After preparing all summer, participants of Chattanooga’s business accelerator program Gig Tank pitched their business ideas to the community Tuesday.
Unlike last year, they weren’t competing for a monetary prize, but the event was still a platform of potential for the participants. The event allowed them to connect with people who can help them grow their businesses.
Last year’s largest prize of $100,000 went to Banyan, a cloud-based control system for collaborative research. The product aims to make it easier for researchers at universities nationwide to share information.
Banyan has since moved from Florida to Chattanooga and is working with venture investment incubator Lamp Post Group.
Before the pitches began, Toni Gemayel told the crowd that the size of his business team had doubled since last year and that there isn’t a better place to have his startup than Chattanooga.
When he and his team left last summer’s Gig Tank program and went back to Florida, it didn’t take long for them to decide to come back.
“I missed the entrepreneurial spirit of Chattanooga,” he said.
And Charlie Brock, CEO of Launch Tennessee, pointed to Gemayel as an example of how accelerators, such as Gig Tank, can literally change lives.
“Toni’s life is on a totally different trajectory than it was a year ago,” Brock said.
Also, before the pitches, Mayor Andy Berke told the crowd he was inspired by the event, which drew participants from around the world, including 14 different states.
And this year, there were four times more female participants than last year.

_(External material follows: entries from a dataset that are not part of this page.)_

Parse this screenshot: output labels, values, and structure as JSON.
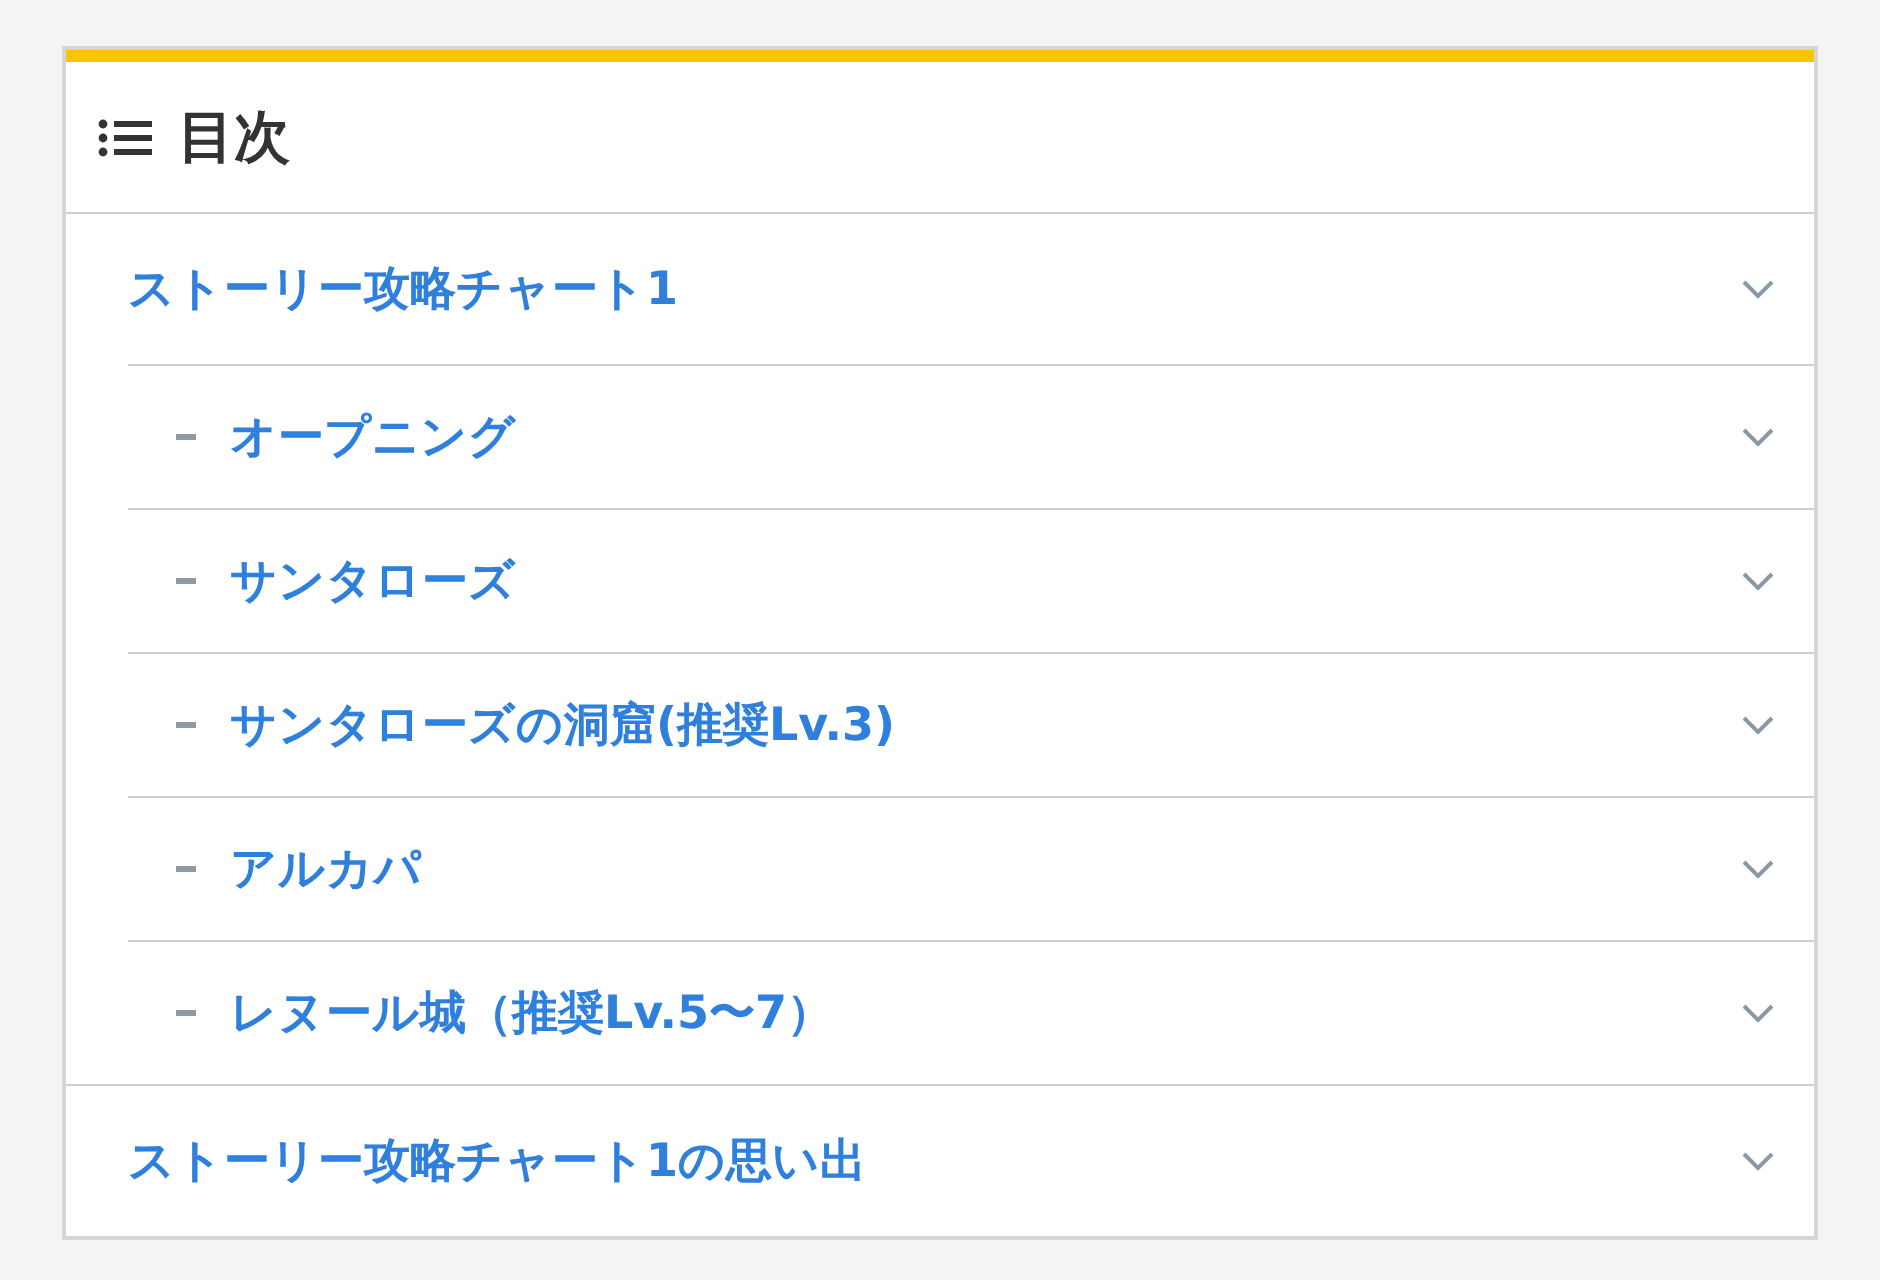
{
  "toc": {
    "title": "目次",
    "items": [
      {
        "label": "ストーリー攻略チャート1",
        "children": [
          {
            "label": "オープニング"
          },
          {
            "label": "サンタローズ"
          },
          {
            "label": "サンタローズの洞窟(推奨Lv.3)"
          },
          {
            "label": "アルカパ"
          },
          {
            "label": "レヌール城（推奨Lv.5〜7）"
          }
        ]
      },
      {
        "label": "ストーリー攻略チャート1の思い出"
      }
    ]
  }
}
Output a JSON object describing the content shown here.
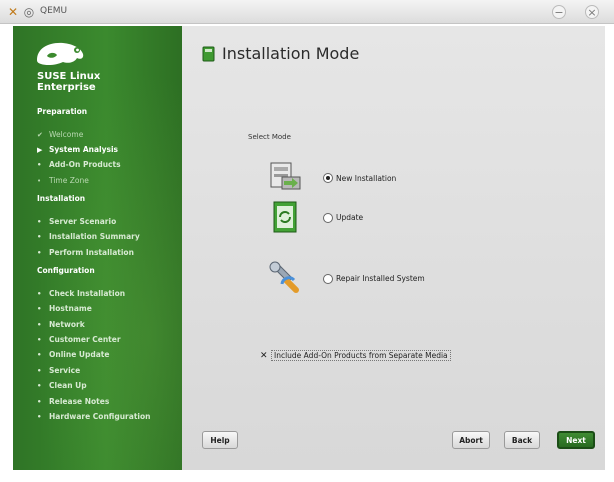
{
  "window": {
    "title": "QEMU",
    "app_icon": "qemu-icon",
    "min_icon": "minimize-icon",
    "close_icon": "close-icon"
  },
  "sidebar": {
    "brand_line1": "SUSE Linux",
    "brand_line2": "Enterprise",
    "logo": "suse-chameleon-logo",
    "sections": [
      {
        "title": "Preparation",
        "steps": [
          {
            "label": "Welcome",
            "state": "done"
          },
          {
            "label": "System Analysis",
            "state": "current"
          },
          {
            "label": "Add-On Products",
            "state": "pending"
          },
          {
            "label": "Time Zone",
            "state": "pending"
          }
        ]
      },
      {
        "title": "Installation",
        "steps": [
          {
            "label": "Server Scenario",
            "state": "todo"
          },
          {
            "label": "Installation Summary",
            "state": "todo"
          },
          {
            "label": "Perform Installation",
            "state": "todo"
          }
        ]
      },
      {
        "title": "Configuration",
        "steps": [
          {
            "label": "Check Installation",
            "state": "todo"
          },
          {
            "label": "Hostname",
            "state": "todo"
          },
          {
            "label": "Network",
            "state": "todo"
          },
          {
            "label": "Customer Center",
            "state": "todo"
          },
          {
            "label": "Online Update",
            "state": "todo"
          },
          {
            "label": "Service",
            "state": "todo"
          },
          {
            "label": "Clean Up",
            "state": "todo"
          },
          {
            "label": "Release Notes",
            "state": "todo"
          },
          {
            "label": "Hardware Configuration",
            "state": "todo"
          }
        ]
      }
    ]
  },
  "main": {
    "title": "Installation Mode",
    "title_icon": "installation-mode-icon",
    "frame_label": "Select Mode",
    "options": [
      {
        "label": "New Installation",
        "selected": true,
        "icon": "new-installation-icon"
      },
      {
        "label": "Update",
        "selected": false,
        "icon": "update-icon"
      },
      {
        "label": "Repair Installed System",
        "selected": false,
        "icon": "repair-icon"
      }
    ],
    "addon_checkbox": {
      "label": "Include Add-On Products from Separate Media",
      "checked": true
    }
  },
  "buttons": {
    "help": "Help",
    "abort": "Abort",
    "back": "Back",
    "next": "Next"
  },
  "colors": {
    "sidebar_green": "#3b8a2e",
    "next_button": "#2f7a27"
  }
}
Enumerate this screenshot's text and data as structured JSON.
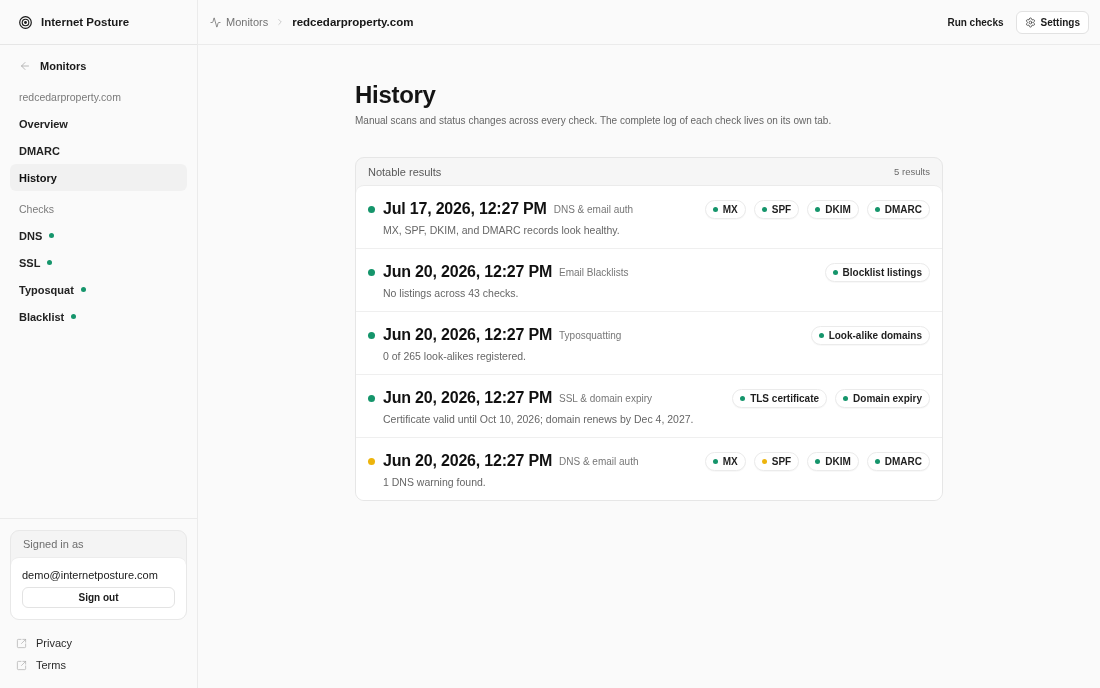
{
  "brand": {
    "name": "Internet Posture"
  },
  "breadcrumb": {
    "parent": "Monitors",
    "current": "redcedarproperty.com"
  },
  "top_actions": {
    "run_checks": "Run checks",
    "settings": "Settings"
  },
  "sidebar": {
    "back_link": "Monitors",
    "domain": "redcedarproperty.com",
    "items": [
      {
        "label": "Overview",
        "selected": false
      },
      {
        "label": "DMARC",
        "selected": false
      },
      {
        "label": "History",
        "selected": true
      }
    ],
    "checks_heading": "Checks",
    "checks": [
      {
        "label": "DNS",
        "color": "#15956b"
      },
      {
        "label": "SSL",
        "color": "#15956b"
      },
      {
        "label": "Typosquat",
        "color": "#15956b"
      },
      {
        "label": "Blacklist",
        "color": "#15956b"
      }
    ]
  },
  "account": {
    "heading": "Signed in as",
    "email": "demo@internetposture.com",
    "sign_out": "Sign out"
  },
  "footer_links": [
    {
      "label": "Privacy"
    },
    {
      "label": "Terms"
    }
  ],
  "page": {
    "title": "History",
    "subtitle": "Manual scans and status changes across every check. The complete log of each check lives on its own tab."
  },
  "results": {
    "title": "Notable results",
    "count": "5 results",
    "rows": [
      {
        "color": "#15956b",
        "date": "Jul 17, 2026, 12:27 PM",
        "category": "DNS & email auth",
        "summary": "MX, SPF, DKIM, and DMARC records look healthy.",
        "tags": [
          {
            "label": "MX",
            "color": "#15956b"
          },
          {
            "label": "SPF",
            "color": "#15956b"
          },
          {
            "label": "DKIM",
            "color": "#15956b"
          },
          {
            "label": "DMARC",
            "color": "#15956b"
          }
        ]
      },
      {
        "color": "#15956b",
        "date": "Jun 20, 2026, 12:27 PM",
        "category": "Email Blacklists",
        "summary": "No listings across 43 checks.",
        "tags": [
          {
            "label": "Blocklist listings",
            "color": "#15956b"
          }
        ]
      },
      {
        "color": "#15956b",
        "date": "Jun 20, 2026, 12:27 PM",
        "category": "Typosquatting",
        "summary": "0 of 265 look-alikes registered.",
        "tags": [
          {
            "label": "Look-alike domains",
            "color": "#15956b"
          }
        ]
      },
      {
        "color": "#15956b",
        "date": "Jun 20, 2026, 12:27 PM",
        "category": "SSL & domain expiry",
        "summary": "Certificate valid until Oct 10, 2026; domain renews by Dec 4, 2027.",
        "tags": [
          {
            "label": "TLS certificate",
            "color": "#15956b"
          },
          {
            "label": "Domain expiry",
            "color": "#15956b"
          }
        ]
      },
      {
        "color": "#edb40c",
        "date": "Jun 20, 2026, 12:27 PM",
        "category": "DNS & email auth",
        "summary": "1 DNS warning found.",
        "tags": [
          {
            "label": "MX",
            "color": "#15956b"
          },
          {
            "label": "SPF",
            "color": "#edb40c"
          },
          {
            "label": "DKIM",
            "color": "#15956b"
          },
          {
            "label": "DMARC",
            "color": "#15956b"
          }
        ]
      }
    ]
  }
}
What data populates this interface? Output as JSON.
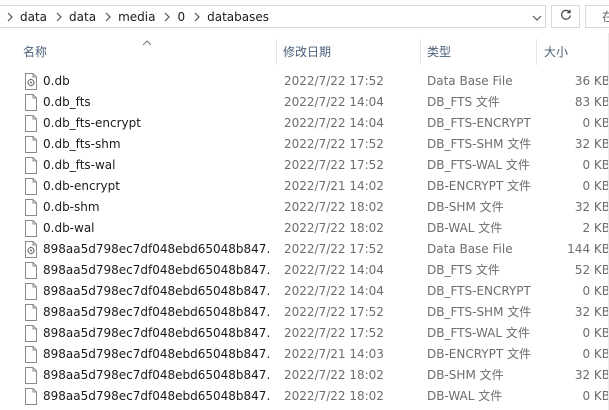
{
  "address": {
    "crumbs": [
      "data",
      "data",
      "media",
      "0",
      "databases"
    ],
    "search_partial": "在"
  },
  "columns": {
    "name": "名称",
    "date": "修改日期",
    "type": "类型",
    "size": "大小"
  },
  "files": [
    {
      "name": "0.db",
      "date": "2022/7/22 17:52",
      "type": "Data Base File",
      "size": "36 KB",
      "icon": "database-file-icon"
    },
    {
      "name": "0.db_fts",
      "date": "2022/7/22 14:04",
      "type": "DB_FTS 文件",
      "size": "83 KB",
      "icon": "file-icon"
    },
    {
      "name": "0.db_fts-encrypt",
      "date": "2022/7/22 14:04",
      "type": "DB_FTS-ENCRYPT",
      "size": "0 KB",
      "icon": "file-icon"
    },
    {
      "name": "0.db_fts-shm",
      "date": "2022/7/22 17:52",
      "type": "DB_FTS-SHM 文件",
      "size": "32 KB",
      "icon": "file-icon"
    },
    {
      "name": "0.db_fts-wal",
      "date": "2022/7/22 17:52",
      "type": "DB_FTS-WAL 文件",
      "size": "0 KB",
      "icon": "file-icon"
    },
    {
      "name": "0.db-encrypt",
      "date": "2022/7/21 14:02",
      "type": "DB-ENCRYPT 文件",
      "size": "0 KB",
      "icon": "file-icon"
    },
    {
      "name": "0.db-shm",
      "date": "2022/7/22 18:02",
      "type": "DB-SHM 文件",
      "size": "32 KB",
      "icon": "file-icon"
    },
    {
      "name": "0.db-wal",
      "date": "2022/7/22 18:02",
      "type": "DB-WAL 文件",
      "size": "2 KB",
      "icon": "file-icon"
    },
    {
      "name": "898aa5d798ec7df048ebd65048b847...",
      "date": "2022/7/22 17:52",
      "type": "Data Base File",
      "size": "144 KB",
      "icon": "database-file-icon"
    },
    {
      "name": "898aa5d798ec7df048ebd65048b847...",
      "date": "2022/7/22 14:04",
      "type": "DB_FTS 文件",
      "size": "52 KB",
      "icon": "file-icon"
    },
    {
      "name": "898aa5d798ec7df048ebd65048b847...",
      "date": "2022/7/22 14:04",
      "type": "DB_FTS-ENCRYPT",
      "size": "0 KB",
      "icon": "file-icon"
    },
    {
      "name": "898aa5d798ec7df048ebd65048b847...",
      "date": "2022/7/22 17:52",
      "type": "DB_FTS-SHM 文件",
      "size": "32 KB",
      "icon": "file-icon"
    },
    {
      "name": "898aa5d798ec7df048ebd65048b847...",
      "date": "2022/7/22 17:52",
      "type": "DB_FTS-WAL 文件",
      "size": "0 KB",
      "icon": "file-icon"
    },
    {
      "name": "898aa5d798ec7df048ebd65048b847...",
      "date": "2022/7/21 14:03",
      "type": "DB-ENCRYPT 文件",
      "size": "0 KB",
      "icon": "file-icon"
    },
    {
      "name": "898aa5d798ec7df048ebd65048b847...",
      "date": "2022/7/22 18:02",
      "type": "DB-SHM 文件",
      "size": "32 KB",
      "icon": "file-icon"
    },
    {
      "name": "898aa5d798ec7df048ebd65048b847...",
      "date": "2022/7/22 18:02",
      "type": "DB-WAL 文件",
      "size": "0 KB",
      "icon": "file-icon"
    }
  ]
}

Berke also said that city leaders are working with business leaders to help spur innovation. He wants to make sure that business leaders have access to data, such as housing statistics, he said.
“The city can be innovative ourselves,” he said. “We are undergoing a true change to make sure we have open data in our government.”
Sisasa: Debbie Tien pitched for the business Sisasa, which aims to bridge the gap between young adults and small financial institutions, such as community banks.
Community banks need to engage young people as future customers, but young adults are often overwhelmed by their financial illiteracy, she said.
So her team developed a platform for banks to integrate into their existing online and mobile systems that will engage young adults. The platform is made to look like a social media site and uses gamification, such as earning points for engaging, to appeal to the younger demographic.
The company has partnered with TransCard for a pilot program and needs $500,000 of funding.
FwdHealth: Founder of FwdHealth Shayne Woods pitched the business, which aims to bridge the gap between lifestyle and clinical data.
The app analyzes and shares information gathered from wellness apps, such as a run tracker, with health care providers, employers and insurers. The idea is to help save on health costs for everyone.
There are incentives for users, and the platform allows the user to forward wellness accomplishments to employers or insurers for encouragement or rewards.
The team needs $400,000 to cover operations for 12 months to continue to develop the platform.
HutGrip: HutGrip is cloud-based software that monitors manufacturing processes, so leaders manage their processes and predict and prevent equipment failures.
HutGrip sensors collect and store data-temperature, humidity, speed, pressure, flow, vibration levels, energy consumption per machine and others.
The team is currently working with six businesses in five different industries, such as wine making and snack cake production, to perfect the product.
They need $500,000 and strategic partners in the manufacturing world.
Mira: Mira CEO Sunny Feng told the audience that this team’s product is helping shoppers and retailers by bringing content traditionally found online, such as detailed product information, recommendations and reviews, into the physical retail space.
The product helps consumers feel empowered and educated, and retailers benefit from higher foot traffic and browsing metrics that the system collects.
TidBit: TidBit is a mobile-based training platform that aims to help employers train staff in an easier and fun way.
Businesses lose money and progress when there is employee turnover, and employees traditionally don’t like training sessions, Samuel Bowen said.
Tidbit makes it easy for leaders to publish training content for employees, customers and partners via mobile devices.
The team needs $300,000 for product development and to solidify the distribution plan.
Sensevery: It isn’t like the products from the “I’ve fallen and I can’t get up” commercials, said Bentley Cook, who pitched for his team.
Sensevery is a wireless sensing device that caretakers can use to monitor an aging loved one’s daily activities, such as sleep, heart rate, body temperature and motion, and it notifies family and emergency responders in the event of a fall.
It works through a smart wristband that shares data with a device that’s connected to a cloud platform. Family members can see the information online.
WeCounsel: WeCounsel is an online network that will allow patients to connect with therapists via videoconference.
WeCounsel is HIPAA-compliant and uses the cloud to connect mental health providers with patients and colleagues online, which can make seeking treatment more convenient.
Users will be able to search for area therapists, and patients pay the mental health professional.
The team has 63 people preregistered and over the next two months will be conducing more than 200 sessions to get feedback about possible improvements.
The company is in negotiations with a local health care group and, pending the outcome of those negotiations, will be fully funded.
The team is still looking for industry contacts, though.
Disclaimer: Nooga.com is affiliated with the Lamp Post Group, but editorial decisions for this publication are made independently of the Lamp Post Group.